A number of mineral claims were marked out covering 40 acres near the South Para River, those claims were placed down after the discovery of a wide gold-bearing quartz reef in 1895, the Belle of the Barossa Mine was once one of those claims.
Underground Mine Adits of the Barossa Goldfields
The first mine tunnel on the hike is comprised of a short underground tunnel and a vertical shaft. Mining was done in the below Precambrian Gneiss formed 1500 million years ago, this was because the ancient Alluvial deposits of the Barossa Cement were much harder to mine.
Belle of Barossa Mine:
The mining claim was put down in 1895 with several others, when sinking shafts several gold-rich specimens were discovered in a 1-meter wide quartz vein in crystalline gneiss, those specimens were put on display in Gawler. No economic ore was ever found within the mine so operations ceased in 1897.
A few hundred meters down the gully to the northwest of the Menzies Barossa Mine is the copper and gold-bearing Mckenzies Tunnel, this was discovered in 1899. The mine was following quartz veins in the Barossa Complex Metasediment.
The Pheonix Tunnel was focused on a gold-bearing reef
Lady Pearce Tunnel:
Lady Pearce Tunnel No. 2:
Lady Pearce Extended:
(Return to site for Photo)
A Major Economic Disaster
Menzies Barossa Mining Co & Lady Pearce Syndicate Partnership
Menzies Barossa Main Shaft:
When the Lady Pearce Syndicate and the Menzies Barossa Gold Mining Co amalgamated in 1897, they created the 60-meter deep vertical shaft of the Menzies Barossa Mine to intersect a gold-bearing reef that the once active Phoenix Tunnel was previously mining. The tunnel was then driven north and to the south to connect the Phoenix Tunnel with the Lady Pearce Tunnel and to move ore to the surface via steam power. Those two tunnels never ended up connecting.

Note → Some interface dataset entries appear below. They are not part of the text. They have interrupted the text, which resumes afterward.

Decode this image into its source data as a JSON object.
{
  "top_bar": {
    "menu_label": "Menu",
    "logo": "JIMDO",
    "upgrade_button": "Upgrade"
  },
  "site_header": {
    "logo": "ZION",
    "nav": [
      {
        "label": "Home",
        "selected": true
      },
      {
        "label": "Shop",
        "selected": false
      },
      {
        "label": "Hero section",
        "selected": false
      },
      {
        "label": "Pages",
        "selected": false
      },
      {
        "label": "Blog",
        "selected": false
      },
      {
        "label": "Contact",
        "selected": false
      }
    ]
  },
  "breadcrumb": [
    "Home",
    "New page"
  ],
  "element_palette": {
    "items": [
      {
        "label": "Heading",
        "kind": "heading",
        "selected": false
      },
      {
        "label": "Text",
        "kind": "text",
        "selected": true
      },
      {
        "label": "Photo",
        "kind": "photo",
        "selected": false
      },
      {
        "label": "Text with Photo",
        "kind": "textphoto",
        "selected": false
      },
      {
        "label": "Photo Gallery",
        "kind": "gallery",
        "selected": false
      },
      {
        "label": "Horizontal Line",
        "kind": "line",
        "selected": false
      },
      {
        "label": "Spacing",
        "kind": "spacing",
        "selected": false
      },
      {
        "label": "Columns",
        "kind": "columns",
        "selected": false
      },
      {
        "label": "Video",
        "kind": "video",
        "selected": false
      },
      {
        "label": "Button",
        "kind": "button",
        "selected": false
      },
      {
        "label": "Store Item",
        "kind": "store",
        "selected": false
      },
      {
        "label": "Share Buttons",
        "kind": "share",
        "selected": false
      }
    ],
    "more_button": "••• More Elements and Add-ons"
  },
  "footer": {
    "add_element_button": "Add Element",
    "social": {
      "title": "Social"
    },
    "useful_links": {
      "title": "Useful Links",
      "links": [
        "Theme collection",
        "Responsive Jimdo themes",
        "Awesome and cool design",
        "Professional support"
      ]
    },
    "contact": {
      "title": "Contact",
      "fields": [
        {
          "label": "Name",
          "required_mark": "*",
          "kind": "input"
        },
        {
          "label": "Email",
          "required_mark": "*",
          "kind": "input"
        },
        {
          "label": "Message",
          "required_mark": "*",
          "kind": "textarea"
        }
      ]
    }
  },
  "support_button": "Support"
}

A 13.5-meter high oregon headframe was built over the 60-meter deep shaft with a winding gear to connect with a small winding engine. A landing brace was made to house the ore after that it was tipped into trucks and taken by a horse-drawn tramway to the battery house. The original shaft was 4.3 by 1.5 meters and was once timbered to the surface, the shaft was divided into three sections for the ladderway, pumping equipment, and ore hauling.
In September 1897 the shaft reached a depth of 65 meters, some drivers and cross-cuts were also made, the battery began operations in March of 1888, 1,500 tons of ore had then been stockpiled. The first-ever cruising was a major economic disaster and operations were forced to cease in 1888.
Uhlman, M.W, Ware, M.D, Scott, W.D., Shannon, C.H.C, & Archer, D.S. (1987). Para Wirra. Quarterly reports to licence expiry for the period 5/11/1984 to 1/3/1988. Record 1 of 3. SARIG.
Department of environment and planning, Department of Mines and Energy. (n.d.). Menzies Barossa Main Shaft [Photograph, and information]. Barossa Goldfields Walking Trail.
Mines and Energy South Australia & Department of Energy and Natural Resources. (1996, August). The Barossa Goldfields a guide to the walking trail. Steed Press, 1–7.
South Australian Government. (n.d.). SARIG geological map. SARIG.
Department of environment and planning, Department of Mines and Energy. (n.d.). Alluvial Shaft Mining [Photograph, and information]. Barossa Goldfields Walking Trail.
Department of environment and planning, Department of Mines and Energy. (n.d.). Barossa Cement [Photograph, and information]. Barossa Goldfields Walking Trail.
Department of environment and planning, Department of Mines and Energy. (n.d.). Belle of Barossa Mine [Photograph, and information]. Barossa Goldfields Walking Trail.